Canine Influenza Virus
There are many Influenza viruses that exist. There is an Equine Influenza virus, an Avian Influenza virus, a Swine Influenza Virus and the list goes on. The influenza virus also has a variety of strains. These strains are identified by surface antigens, specifically Hemagglutinin (H) and neuraminidase (N). There are four strains that can establish diseases in dogs: H3N8 (Influenza A), H3N2 (Influenza A), H5N1 (Avian Influenza) and H1N1 (Swine Flu). Influenza A is very similar to Equine Influenza virus.
The canine version of the influenza virus was first identified in 2004. This makes it a rather new virus. This means that very few dogs have immunity for this virus. Consequently, dogs that are exposed to the virus will come down with the disease, since they are susceptible to it. The incubation period is from 2 to 5 days. Transmission is through contaminated respiratory aerosols when the dog coughs.
Signs and Symptoms for Dog Flu
There are two syndromes associated with dog flu: a milder version and a more severe version. Dogs with the milder version can develop a cough for 10 to 21 days that won't go away despite treatment with cough suppressants and antibiotics. The cough is normally associated with nasal discharge and a low fever. The more severe version is associated with pneumonia, high fever, trouble breathing, nasal discharge, lethargy and anorexia.
Influenza can be complicated or uncomplicated. Complicated influenza is often associated with secondary bacterial infection. The cough in the uncomplicated version is usually dry. It will become moist and soft in the complicated version.

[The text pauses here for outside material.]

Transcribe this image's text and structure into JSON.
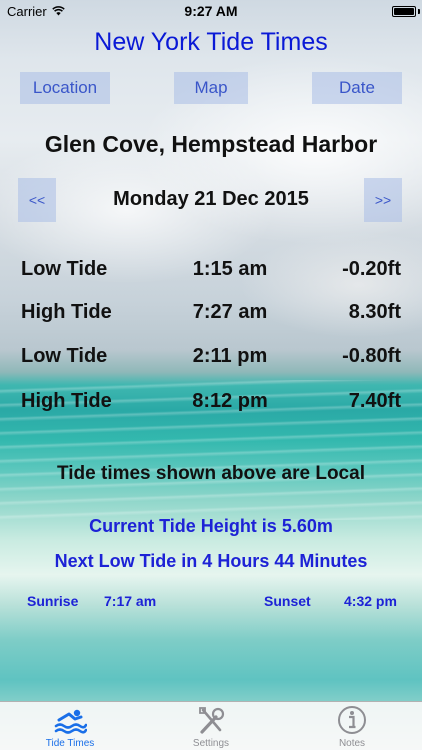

Diagnosis is based on symptoms and lab tests to detect the virus.
Treatment for Dog FluCredit: http://twolittlecavaliers.com/2011/10/dog-flu-on-the-rise.html

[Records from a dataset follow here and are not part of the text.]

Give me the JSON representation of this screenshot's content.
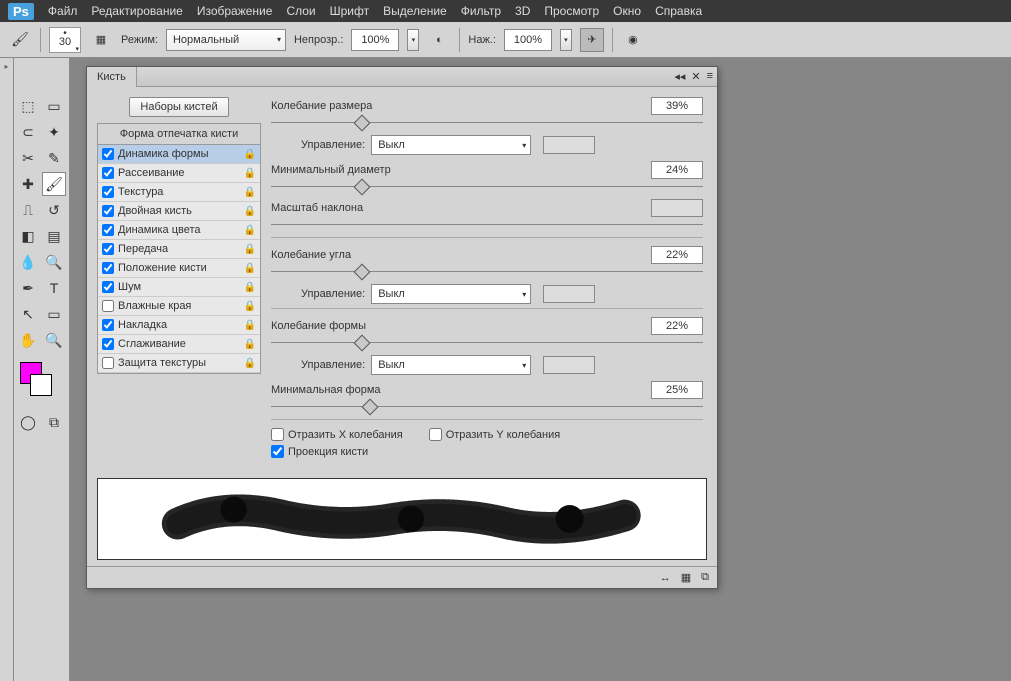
{
  "menu": {
    "items": [
      "Файл",
      "Редактирование",
      "Изображение",
      "Слои",
      "Шрифт",
      "Выделение",
      "Фильтр",
      "3D",
      "Просмотр",
      "Окно",
      "Справка"
    ],
    "logo": "Ps"
  },
  "options": {
    "brush_size": "30",
    "mode_label": "Режим:",
    "mode_value": "Нормальный",
    "opacity_label": "Непрозр.:",
    "opacity_value": "100%",
    "flow_label": "Наж.:",
    "flow_value": "100%"
  },
  "panel": {
    "title": "Кисть",
    "presets_btn": "Наборы кистей",
    "tip_header": "Форма отпечатка кисти",
    "options": [
      {
        "label": "Динамика формы",
        "checked": true,
        "lock": true,
        "selected": true
      },
      {
        "label": "Рассеивание",
        "checked": true,
        "lock": true
      },
      {
        "label": "Текстура",
        "checked": true,
        "lock": true
      },
      {
        "label": "Двойная кисть",
        "checked": true,
        "lock": true
      },
      {
        "label": "Динамика цвета",
        "checked": true,
        "lock": true
      },
      {
        "label": "Передача",
        "checked": true,
        "lock": true
      },
      {
        "label": "Положение кисти",
        "checked": true,
        "lock": true
      },
      {
        "label": "Шум",
        "checked": true,
        "lock": true
      },
      {
        "label": "Влажные края",
        "checked": false,
        "lock": true
      },
      {
        "label": "Накладка",
        "checked": true,
        "lock": true
      },
      {
        "label": "Сглаживание",
        "checked": true,
        "lock": true
      },
      {
        "label": "Защита текстуры",
        "checked": false,
        "lock": true
      }
    ],
    "controls": {
      "size_jitter": {
        "label": "Колебание размера",
        "value": "39%",
        "pos": 21
      },
      "control_label": "Управление:",
      "control_value": "Выкл",
      "min_diam": {
        "label": "Минимальный диаметр",
        "value": "24%",
        "pos": 21
      },
      "tilt_scale": {
        "label": "Масштаб наклона",
        "disabled": true
      },
      "angle_jitter": {
        "label": "Колебание угла",
        "value": "22%",
        "pos": 21
      },
      "round_jitter": {
        "label": "Колебание формы",
        "value": "22%",
        "pos": 21
      },
      "min_round": {
        "label": "Минимальная форма",
        "value": "25%",
        "pos": 23
      },
      "flip_x": "Отразить X колебания",
      "flip_y": "Отразить Y колебания",
      "projection": "Проекция кисти"
    }
  }
}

You may need to check your dog in to an animal hospital or put him or her under the care of local veterinarians depending on the level of respiratory distress that your dog is suffering. Antibiotics are needed if a secondary infection is present. Hydration is also very important. Dog flu remedies may also include putting the dog in the bathroom with you when you take a shower. The humid, hot air may help breathing.
A dog flu vaccination has been developed recently. Disinfection of the area where there was a sick dog and everything the dog came into contact with including food and water bowls and toys. A solution of bleach water will do the trick.
Final ThoughtsCredit: http://animalgeneral.com/index.php/2011/11/canine-influenza-virus-information/
Dog flu is an emerging threat in the world. More research is needed but a dog flu vaccination has already been developed. Treatment for dog flu right now consists of support and waiting it out. The dog flu is something to consider and to test for if your dog comes down with a dog ailment that attacks the respiratory system.